But beyond documented standards, the industry is also strongly shaped by what Dubois and Gadde refer to as a “community of practice” - a combination of informal norms, widely accepted techniques, craft skills, and unspoken assumptions that together create a common set of expectations on a project. When a team comes together for a project, even if they’ve never worked together before, there will already be a shared set of expectations as to how information will be represented on drawings, the deliverables the project will require, who will have responsibility for what, how the different systems will interact, and all the other items that might otherwise require time, effort, and expense to coordinate.
The cost of shared knowledge is not free!
You've probably heard of Parkinson's Law. Originating from the work of naval historian Cyril Northcote Parkinson, it goes something like this:
In a project, the work to be done expands to fill the time available for its completion
Even if you haven't heard of it, you've definitely seen it in action. There's some sort of peculiarity of human behavior that gives us trouble with long-ish time horizons. Maybe it's the fact that thinking in long-term is a relatively new phenomenon, evolutionarily speaking (cro-magnon man wasn't all that concerned about retirement or running 5-year software projects).
If given resources and permitted to use them, they will be used.
I also liked here the additional detail from Parkinson's work, 2 additional points explaining the effect in the inflation of bureaucracy:
1. "An official wants to multiply subordinates, not rivals," and
2. "Officials will make work for each other."
Bureaucracies exist to carry out processes more than to achieve outcomes.
I wrote this a few months back, thinking about how the IKEA effect appears in the low-code software application space. Low-code is just an overused term of art referring to tools for making tools: software that empowers users to build their own things.
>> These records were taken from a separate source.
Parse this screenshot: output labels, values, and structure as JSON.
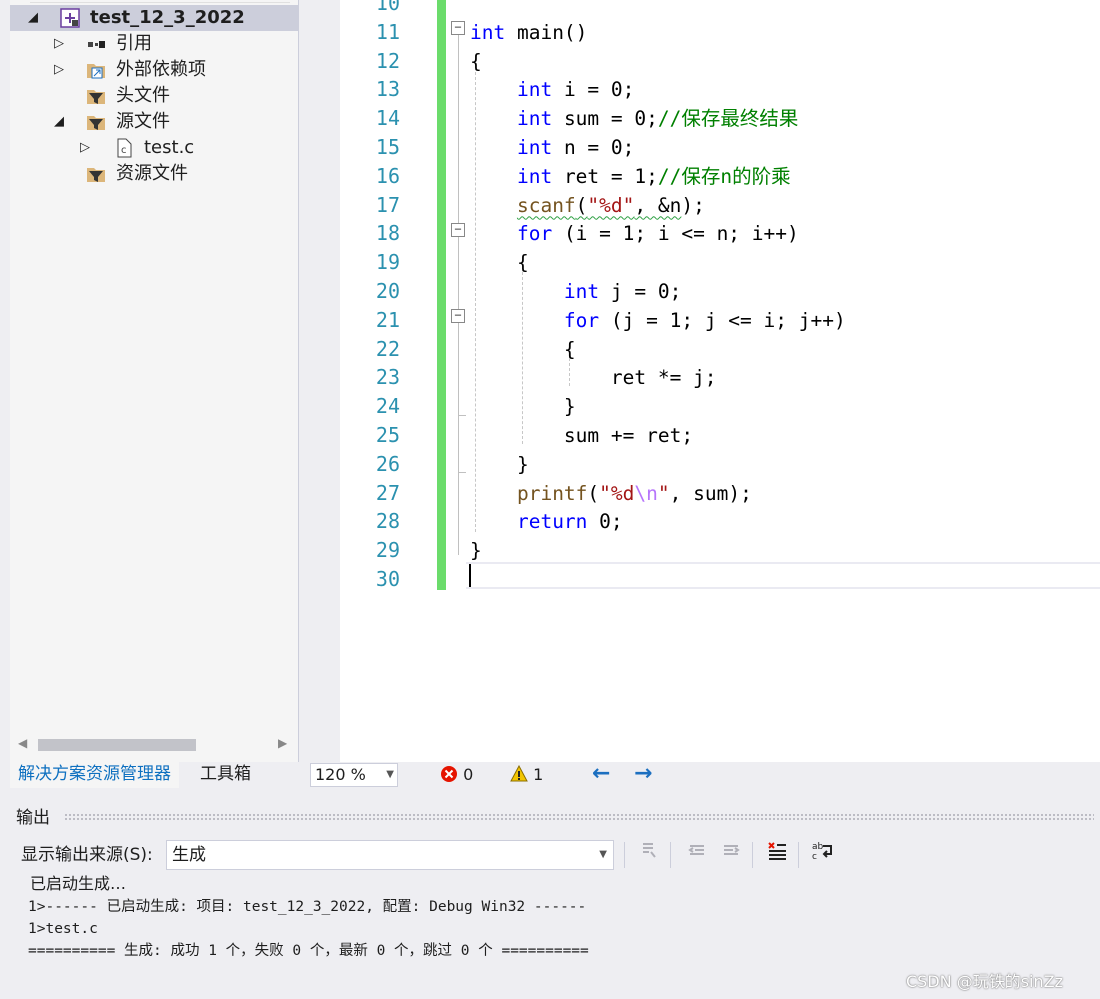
{
  "solution_explorer": {
    "items": [
      {
        "label": "test_12_3_2022",
        "arrow": "◢"
      },
      {
        "label": "引用",
        "arrow": "▷"
      },
      {
        "label": "外部依赖项",
        "arrow": "▷"
      },
      {
        "label": "头文件",
        "arrow": ""
      },
      {
        "label": "源文件",
        "arrow": "◢"
      },
      {
        "label": "test.c",
        "arrow": "▷"
      },
      {
        "label": "资源文件",
        "arrow": ""
      }
    ],
    "tabs": [
      "解决方案资源管理器",
      "工具箱"
    ]
  },
  "editor": {
    "line_numbers": [
      "10",
      "11",
      "12",
      "13",
      "14",
      "15",
      "16",
      "17",
      "18",
      "19",
      "20",
      "21",
      "22",
      "23",
      "24",
      "25",
      "26",
      "27",
      "28",
      "29",
      "30"
    ],
    "lines": [
      [
        {
          "t": "int",
          "c": "kw"
        },
        {
          "t": " main()"
        }
      ],
      [
        {
          "t": "{"
        }
      ],
      [
        {
          "t": "    "
        },
        {
          "t": "int",
          "c": "kw"
        },
        {
          "t": " i = 0;"
        }
      ],
      [
        {
          "t": "    "
        },
        {
          "t": "int",
          "c": "kw"
        },
        {
          "t": " sum = 0;"
        },
        {
          "t": "//保存最终结果",
          "c": "cm"
        }
      ],
      [
        {
          "t": "    "
        },
        {
          "t": "int",
          "c": "kw"
        },
        {
          "t": " n = 0;"
        }
      ],
      [
        {
          "t": "    "
        },
        {
          "t": "int",
          "c": "kw"
        },
        {
          "t": " ret = 1;"
        },
        {
          "t": "//保存n的阶乘",
          "c": "cm"
        }
      ],
      [
        {
          "t": "    "
        },
        {
          "t": "scanf",
          "c": "fx",
          "sq": true
        },
        {
          "t": "(",
          "sq": true
        },
        {
          "t": "\"%d\"",
          "c": "st",
          "sq": true
        },
        {
          "t": ", &n",
          "sq": true
        },
        {
          "t": ");"
        }
      ],
      [
        {
          "t": "    "
        },
        {
          "t": "for",
          "c": "kw"
        },
        {
          "t": " (i = 1; i <= n; i++)"
        }
      ],
      [
        {
          "t": "    {"
        }
      ],
      [
        {
          "t": "        "
        },
        {
          "t": "int",
          "c": "kw"
        },
        {
          "t": " j = 0;"
        }
      ],
      [
        {
          "t": "        "
        },
        {
          "t": "for",
          "c": "kw"
        },
        {
          "t": " (j = 1; j <= i; j++)"
        }
      ],
      [
        {
          "t": "        {"
        }
      ],
      [
        {
          "t": "            ret *= j;"
        }
      ],
      [
        {
          "t": "        }"
        }
      ],
      [
        {
          "t": "        sum += ret;"
        }
      ],
      [
        {
          "t": "    }"
        }
      ],
      [
        {
          "t": "    "
        },
        {
          "t": "printf",
          "c": "fx"
        },
        {
          "t": "("
        },
        {
          "t": "\"%d",
          "c": "st"
        },
        {
          "t": "\\n",
          "c": "es"
        },
        {
          "t": "\"",
          "c": "st"
        },
        {
          "t": ", sum);"
        }
      ],
      [
        {
          "t": "    "
        },
        {
          "t": "return",
          "c": "kw"
        },
        {
          "t": " 0;"
        }
      ],
      [
        {
          "t": "}"
        }
      ],
      [
        {
          "t": ""
        }
      ]
    ],
    "fold_markers": [
      "−",
      "−",
      "−"
    ]
  },
  "status_bar": {
    "zoom": "120 %",
    "errors": "0",
    "warnings": "1",
    "nav_back": "←",
    "nav_forward": "→"
  },
  "output": {
    "title": "输出",
    "source_label": "显示输出来源(S):",
    "source_value": "生成",
    "lines": [
      "已启动生成…",
      "1>------ 已启动生成: 项目: test_12_3_2022, 配置: Debug Win32 ------",
      "1>test.c",
      "========== 生成: 成功 1 个，失败 0 个，最新 0 个，跳过 0 个 =========="
    ]
  },
  "watermark": "CSDN @玩铁的sinZz",
  "icons": {
    "project": "project-icon",
    "references": "references-icon",
    "external_deps": "external-deps-icon",
    "folder": "filter-folder-icon",
    "file": "c-file-icon",
    "error": "error-icon",
    "warning": "warning-icon"
  },
  "colors": {
    "keyword": "#0000ff",
    "comment": "#008000",
    "string": "#a31515",
    "line_number": "#2b91af",
    "change_bar": "#6bdc6b",
    "accent": "#0e70c0"
  }
}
The IKEA effect says:
Consumers are likely to place a disproportionately high value on products they partially created
What role does the psychological pull here play in the popularization of low-code software?
Low-code tools express this effect, too, showing that customers are very willing to participate in the creation process if they get something in return. In the case of IKEA it's more portable, affordable furniture products. In low-code software it's a solution tailored to their personal need. Paradoxically, putting additional effort into a product through self-service, assembly, or customization generates a greater perception of value than consumer being handed an assembled, completed product.
I linked a few months ago to Scott Alexander's article on Próspera, an experimental startup city being built on a Honduran island of Roatán.
This is a solid overview of what the crypto movement can power, far above and beyond currencies and financial systems. Stephen McKeon covers DAOs, play-to-earn, learn-to-earn, oracles, and participatory governance. I learned about 5 or 6 cool new projects here.